- Laforet GA, Sapp E, Chase K, McIntyre C, Boyce FM, Campbell M, Cadigan BA, Warzecki L, Tagle DA, Reddy PH, Cepeda C, Calvert CR, Jokel ES, Klapstein GJ, Ariano MA, Levine MS, DiFiglia M, Aronin N: Changes in cortical and striatal neurons predict behavioral and electrophysiological abnormalities in a transgenic murine model of Huntington's disease. J Neurosci. 2001, 21: 9112-9123.PubMedGoogle Scholar
- Maragakis NJ, Rothstein JD: Glutamate transporters in neurologic disease. Arch Neurol. 2001, 58: 365-370. 10.1001/archneur.58.3.365.PubMedGoogle Scholar
- Lievens JC, Woodman B, Mahal A, Spasic-Boscovic O, Samuel D, Kerkerian-Le Goff L, Bates GP: Impaired glutamate uptake in the R6 Huntington's disease transgenic mice. Neurobiol Dis. 2001, 8: 807-821. 10.1006/nbdi.2001.0430.PubMedGoogle Scholar
- Behrens PF, Franz P, Woodman B, Lindenberg KS, Landwehrmeyer GB: Impaired glutamate transport and glutamate-glutamine cycling: downstream effects of the Huntington mutation. Brain. 2002, 125: 1908-1922. 10.1093/brain/awf180.PubMedGoogle Scholar
- Lievens JC, Rival T, Iche M, Chneiweiss H, Birman S: Expanded polyglutamine peptides disrupt EGF receptor signaling and glutamate transporter expression in Drosophila. Hum Mol Genet. 2005, 14: 713-724. 10.1093/hmg/ddi067.PubMedGoogle Scholar
- Shin JY, Fang ZH, Yu ZX, Wang CE, Li SH, Li XJ: Expression of mutant huntingtin in glial cells contributes to neuronal excitotoxicity. J Cell Biol. 2005, 171: 1001-1012. 10.1083/jcb.200508072.PubMed CentralPubMedGoogle Scholar

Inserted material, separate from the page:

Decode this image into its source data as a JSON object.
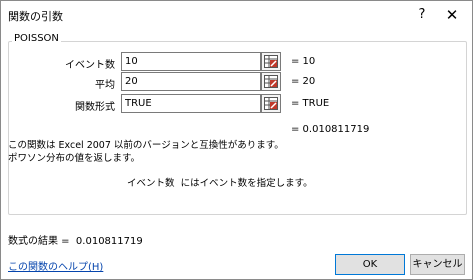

This article is published under license to BioMed Central Ltd. This is an Open Access article distributed under the terms of the Creative Commons Attribution License (http://creativecommons.org/licenses/by/2.0), which permits unrestricted use, distribution, and reproduction in any medium, provided the original work is properly cited.